THE TASK:
Scan the entries below for the word "links" and copy every line where it turns up.

DATA FOR THIS EXERCISE:
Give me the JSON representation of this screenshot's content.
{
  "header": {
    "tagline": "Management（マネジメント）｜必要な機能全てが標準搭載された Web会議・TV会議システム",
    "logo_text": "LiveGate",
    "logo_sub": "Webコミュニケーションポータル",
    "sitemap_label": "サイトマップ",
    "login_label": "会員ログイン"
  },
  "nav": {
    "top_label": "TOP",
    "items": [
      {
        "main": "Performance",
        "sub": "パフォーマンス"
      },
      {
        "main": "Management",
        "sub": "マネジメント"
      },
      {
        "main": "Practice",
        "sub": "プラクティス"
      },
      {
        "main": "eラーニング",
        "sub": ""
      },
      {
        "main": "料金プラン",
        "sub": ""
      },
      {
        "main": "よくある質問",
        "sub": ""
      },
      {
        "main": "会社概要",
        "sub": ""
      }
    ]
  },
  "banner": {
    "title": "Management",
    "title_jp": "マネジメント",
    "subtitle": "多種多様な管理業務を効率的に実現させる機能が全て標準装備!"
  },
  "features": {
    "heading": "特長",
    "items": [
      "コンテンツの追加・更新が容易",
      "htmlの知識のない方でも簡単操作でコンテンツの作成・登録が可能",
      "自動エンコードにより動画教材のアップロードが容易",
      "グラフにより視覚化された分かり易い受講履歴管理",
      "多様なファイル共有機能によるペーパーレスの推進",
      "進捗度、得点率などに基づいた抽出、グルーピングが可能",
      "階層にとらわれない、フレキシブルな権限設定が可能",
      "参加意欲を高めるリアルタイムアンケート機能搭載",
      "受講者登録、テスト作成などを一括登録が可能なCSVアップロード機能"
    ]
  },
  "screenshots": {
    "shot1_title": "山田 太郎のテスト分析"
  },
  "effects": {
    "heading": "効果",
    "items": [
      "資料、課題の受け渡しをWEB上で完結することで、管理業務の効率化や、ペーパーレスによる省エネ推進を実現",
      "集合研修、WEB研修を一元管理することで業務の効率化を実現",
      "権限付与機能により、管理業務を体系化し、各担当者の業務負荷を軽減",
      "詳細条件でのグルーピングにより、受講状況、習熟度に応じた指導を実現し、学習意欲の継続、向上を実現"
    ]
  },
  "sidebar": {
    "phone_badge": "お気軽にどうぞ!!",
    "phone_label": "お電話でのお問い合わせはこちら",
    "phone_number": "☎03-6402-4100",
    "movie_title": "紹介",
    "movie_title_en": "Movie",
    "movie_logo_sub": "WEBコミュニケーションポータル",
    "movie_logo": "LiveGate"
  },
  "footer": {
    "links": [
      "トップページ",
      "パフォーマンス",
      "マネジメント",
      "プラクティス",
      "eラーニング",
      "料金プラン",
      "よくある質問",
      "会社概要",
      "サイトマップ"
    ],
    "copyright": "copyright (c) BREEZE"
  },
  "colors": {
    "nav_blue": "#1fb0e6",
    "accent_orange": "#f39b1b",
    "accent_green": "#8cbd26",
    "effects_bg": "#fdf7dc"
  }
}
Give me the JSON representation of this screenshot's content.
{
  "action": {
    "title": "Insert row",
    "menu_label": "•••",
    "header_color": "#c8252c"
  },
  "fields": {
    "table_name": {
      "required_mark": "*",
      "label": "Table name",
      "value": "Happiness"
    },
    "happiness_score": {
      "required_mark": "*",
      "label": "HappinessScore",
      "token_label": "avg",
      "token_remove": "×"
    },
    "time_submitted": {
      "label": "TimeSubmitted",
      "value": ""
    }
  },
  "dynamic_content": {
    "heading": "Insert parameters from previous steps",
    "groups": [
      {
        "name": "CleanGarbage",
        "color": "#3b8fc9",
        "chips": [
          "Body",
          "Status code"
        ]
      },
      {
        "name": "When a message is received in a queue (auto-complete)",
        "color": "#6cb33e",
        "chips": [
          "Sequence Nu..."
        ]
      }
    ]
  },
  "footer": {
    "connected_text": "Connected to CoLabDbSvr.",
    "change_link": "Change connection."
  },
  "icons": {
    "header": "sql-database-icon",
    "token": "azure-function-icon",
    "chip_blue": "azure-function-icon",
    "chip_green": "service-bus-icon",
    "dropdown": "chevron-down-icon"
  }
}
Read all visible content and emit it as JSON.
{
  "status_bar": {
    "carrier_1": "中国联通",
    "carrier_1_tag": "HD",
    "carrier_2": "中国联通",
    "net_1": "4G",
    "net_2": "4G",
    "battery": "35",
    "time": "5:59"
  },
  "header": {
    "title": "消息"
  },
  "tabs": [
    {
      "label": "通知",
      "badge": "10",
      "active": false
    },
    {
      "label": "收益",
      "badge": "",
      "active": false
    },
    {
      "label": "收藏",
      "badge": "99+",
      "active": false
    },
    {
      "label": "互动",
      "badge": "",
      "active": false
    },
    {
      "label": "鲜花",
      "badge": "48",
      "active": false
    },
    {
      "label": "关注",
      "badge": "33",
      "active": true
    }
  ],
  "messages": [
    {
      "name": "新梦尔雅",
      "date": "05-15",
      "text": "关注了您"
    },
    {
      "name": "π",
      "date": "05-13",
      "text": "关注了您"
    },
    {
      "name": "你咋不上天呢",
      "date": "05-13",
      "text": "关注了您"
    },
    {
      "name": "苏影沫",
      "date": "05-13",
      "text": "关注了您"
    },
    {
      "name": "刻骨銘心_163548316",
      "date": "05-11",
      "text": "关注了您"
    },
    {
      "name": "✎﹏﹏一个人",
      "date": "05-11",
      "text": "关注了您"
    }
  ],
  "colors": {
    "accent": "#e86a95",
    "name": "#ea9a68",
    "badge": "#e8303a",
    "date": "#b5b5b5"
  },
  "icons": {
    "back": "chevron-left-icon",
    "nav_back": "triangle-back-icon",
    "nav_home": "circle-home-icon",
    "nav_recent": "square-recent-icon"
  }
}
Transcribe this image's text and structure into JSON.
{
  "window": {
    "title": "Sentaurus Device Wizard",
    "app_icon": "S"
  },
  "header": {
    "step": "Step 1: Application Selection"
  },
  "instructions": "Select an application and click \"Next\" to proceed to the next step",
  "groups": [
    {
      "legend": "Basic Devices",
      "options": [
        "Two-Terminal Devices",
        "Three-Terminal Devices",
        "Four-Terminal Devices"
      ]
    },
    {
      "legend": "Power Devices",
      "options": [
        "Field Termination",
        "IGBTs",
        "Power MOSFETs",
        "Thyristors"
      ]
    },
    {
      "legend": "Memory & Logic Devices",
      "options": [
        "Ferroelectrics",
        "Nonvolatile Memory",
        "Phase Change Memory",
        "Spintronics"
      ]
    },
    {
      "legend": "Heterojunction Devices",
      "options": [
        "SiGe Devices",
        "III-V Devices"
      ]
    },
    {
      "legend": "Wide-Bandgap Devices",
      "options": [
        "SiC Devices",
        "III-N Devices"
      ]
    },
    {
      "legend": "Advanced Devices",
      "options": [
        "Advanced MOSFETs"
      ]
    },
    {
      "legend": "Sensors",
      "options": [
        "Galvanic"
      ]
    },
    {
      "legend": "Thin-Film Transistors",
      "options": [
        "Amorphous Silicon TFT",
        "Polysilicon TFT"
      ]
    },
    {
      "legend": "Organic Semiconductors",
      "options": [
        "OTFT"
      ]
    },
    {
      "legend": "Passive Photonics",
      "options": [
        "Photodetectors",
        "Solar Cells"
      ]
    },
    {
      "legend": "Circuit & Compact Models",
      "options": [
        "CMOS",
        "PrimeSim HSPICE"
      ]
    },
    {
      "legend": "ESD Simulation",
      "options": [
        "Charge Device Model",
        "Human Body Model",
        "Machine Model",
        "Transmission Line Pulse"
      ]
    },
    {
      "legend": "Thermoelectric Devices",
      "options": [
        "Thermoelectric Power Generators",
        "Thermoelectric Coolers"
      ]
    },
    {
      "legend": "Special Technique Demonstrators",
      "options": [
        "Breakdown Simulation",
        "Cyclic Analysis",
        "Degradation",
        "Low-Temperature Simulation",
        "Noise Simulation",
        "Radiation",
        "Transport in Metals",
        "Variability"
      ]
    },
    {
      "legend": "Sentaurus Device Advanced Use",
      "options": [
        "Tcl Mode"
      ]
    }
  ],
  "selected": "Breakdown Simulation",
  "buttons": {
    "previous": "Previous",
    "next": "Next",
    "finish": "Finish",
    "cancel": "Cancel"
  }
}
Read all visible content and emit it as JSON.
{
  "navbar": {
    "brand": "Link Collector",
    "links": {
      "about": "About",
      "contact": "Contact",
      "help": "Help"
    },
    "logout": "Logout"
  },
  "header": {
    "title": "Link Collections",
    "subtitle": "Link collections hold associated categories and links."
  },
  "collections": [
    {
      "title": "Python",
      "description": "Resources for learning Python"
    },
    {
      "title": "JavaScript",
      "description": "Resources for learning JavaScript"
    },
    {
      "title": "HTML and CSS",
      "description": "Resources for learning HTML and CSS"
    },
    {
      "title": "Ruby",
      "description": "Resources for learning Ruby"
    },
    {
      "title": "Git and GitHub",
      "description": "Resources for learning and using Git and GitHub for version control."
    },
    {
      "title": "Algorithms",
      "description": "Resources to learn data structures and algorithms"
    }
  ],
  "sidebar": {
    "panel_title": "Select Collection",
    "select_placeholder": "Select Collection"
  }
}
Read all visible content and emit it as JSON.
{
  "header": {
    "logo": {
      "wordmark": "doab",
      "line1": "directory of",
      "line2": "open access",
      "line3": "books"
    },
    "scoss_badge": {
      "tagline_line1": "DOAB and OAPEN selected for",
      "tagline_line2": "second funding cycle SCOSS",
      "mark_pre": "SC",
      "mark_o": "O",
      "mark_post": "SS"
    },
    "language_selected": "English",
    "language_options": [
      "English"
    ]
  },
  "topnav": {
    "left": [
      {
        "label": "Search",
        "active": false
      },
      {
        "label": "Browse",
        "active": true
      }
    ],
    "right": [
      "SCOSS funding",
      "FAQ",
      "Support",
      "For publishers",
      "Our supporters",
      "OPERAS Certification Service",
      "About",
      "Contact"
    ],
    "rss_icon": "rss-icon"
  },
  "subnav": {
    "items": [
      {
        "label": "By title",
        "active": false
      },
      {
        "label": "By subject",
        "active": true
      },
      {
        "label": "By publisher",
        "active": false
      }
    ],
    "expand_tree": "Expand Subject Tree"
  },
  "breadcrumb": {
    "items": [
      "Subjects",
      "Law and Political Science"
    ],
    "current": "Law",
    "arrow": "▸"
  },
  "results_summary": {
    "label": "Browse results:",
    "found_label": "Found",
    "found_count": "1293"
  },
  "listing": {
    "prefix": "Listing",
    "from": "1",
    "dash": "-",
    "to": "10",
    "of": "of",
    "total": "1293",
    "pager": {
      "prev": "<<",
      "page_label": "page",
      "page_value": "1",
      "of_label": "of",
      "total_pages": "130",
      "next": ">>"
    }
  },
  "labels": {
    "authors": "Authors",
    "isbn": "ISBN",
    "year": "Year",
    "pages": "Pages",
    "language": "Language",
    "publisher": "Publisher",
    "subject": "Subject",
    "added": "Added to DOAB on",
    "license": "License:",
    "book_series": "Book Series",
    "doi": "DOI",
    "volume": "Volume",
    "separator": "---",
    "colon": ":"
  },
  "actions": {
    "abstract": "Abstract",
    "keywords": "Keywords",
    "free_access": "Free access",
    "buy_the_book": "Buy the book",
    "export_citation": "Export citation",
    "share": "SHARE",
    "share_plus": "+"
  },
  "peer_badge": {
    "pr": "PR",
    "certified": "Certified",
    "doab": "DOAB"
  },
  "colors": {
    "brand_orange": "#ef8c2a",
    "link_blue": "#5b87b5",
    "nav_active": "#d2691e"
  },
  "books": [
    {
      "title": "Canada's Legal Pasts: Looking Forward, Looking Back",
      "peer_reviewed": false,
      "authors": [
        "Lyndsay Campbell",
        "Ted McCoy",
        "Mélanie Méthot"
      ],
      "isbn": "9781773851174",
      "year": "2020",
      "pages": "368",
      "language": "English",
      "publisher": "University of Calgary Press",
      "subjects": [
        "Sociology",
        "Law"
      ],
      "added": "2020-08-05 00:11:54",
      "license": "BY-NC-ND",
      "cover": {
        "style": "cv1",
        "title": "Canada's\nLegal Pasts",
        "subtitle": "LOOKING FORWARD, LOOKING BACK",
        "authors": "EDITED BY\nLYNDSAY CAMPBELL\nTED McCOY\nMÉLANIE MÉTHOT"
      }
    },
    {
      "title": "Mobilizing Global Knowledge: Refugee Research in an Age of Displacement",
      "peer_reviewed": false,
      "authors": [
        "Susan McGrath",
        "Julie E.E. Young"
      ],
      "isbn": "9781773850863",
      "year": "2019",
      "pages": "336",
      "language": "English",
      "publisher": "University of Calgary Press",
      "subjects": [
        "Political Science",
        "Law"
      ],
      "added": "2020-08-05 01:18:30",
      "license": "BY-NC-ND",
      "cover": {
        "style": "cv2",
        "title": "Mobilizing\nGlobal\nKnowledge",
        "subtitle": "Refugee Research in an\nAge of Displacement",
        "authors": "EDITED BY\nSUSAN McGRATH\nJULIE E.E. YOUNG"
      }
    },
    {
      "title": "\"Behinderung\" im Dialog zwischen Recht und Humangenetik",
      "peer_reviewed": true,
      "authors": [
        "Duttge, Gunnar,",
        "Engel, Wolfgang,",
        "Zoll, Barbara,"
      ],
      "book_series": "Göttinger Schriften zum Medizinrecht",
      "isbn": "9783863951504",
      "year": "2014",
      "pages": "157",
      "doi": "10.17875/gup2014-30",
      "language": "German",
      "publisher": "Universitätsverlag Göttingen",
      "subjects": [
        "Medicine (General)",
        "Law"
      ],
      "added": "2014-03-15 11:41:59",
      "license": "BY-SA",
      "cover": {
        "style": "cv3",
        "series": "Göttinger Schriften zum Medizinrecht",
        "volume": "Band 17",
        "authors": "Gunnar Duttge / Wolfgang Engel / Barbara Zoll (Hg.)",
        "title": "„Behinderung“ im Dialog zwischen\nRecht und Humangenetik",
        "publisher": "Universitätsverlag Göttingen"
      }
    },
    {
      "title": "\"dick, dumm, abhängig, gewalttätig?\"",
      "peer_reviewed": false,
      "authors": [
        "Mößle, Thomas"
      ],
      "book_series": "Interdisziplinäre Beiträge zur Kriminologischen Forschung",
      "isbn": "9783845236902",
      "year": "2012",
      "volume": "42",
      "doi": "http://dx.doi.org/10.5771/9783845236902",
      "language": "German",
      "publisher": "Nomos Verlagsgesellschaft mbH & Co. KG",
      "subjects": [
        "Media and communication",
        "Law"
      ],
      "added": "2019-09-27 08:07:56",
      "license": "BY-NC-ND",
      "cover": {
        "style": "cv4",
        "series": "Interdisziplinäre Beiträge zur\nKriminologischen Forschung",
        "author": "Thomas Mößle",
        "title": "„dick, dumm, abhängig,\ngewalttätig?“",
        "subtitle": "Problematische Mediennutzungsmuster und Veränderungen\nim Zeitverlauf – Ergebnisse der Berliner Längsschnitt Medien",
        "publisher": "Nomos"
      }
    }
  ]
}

RESPONSE BELOW:
    "links": [
    "links": {
    "subtitle": "Link collections hold associated categories and links."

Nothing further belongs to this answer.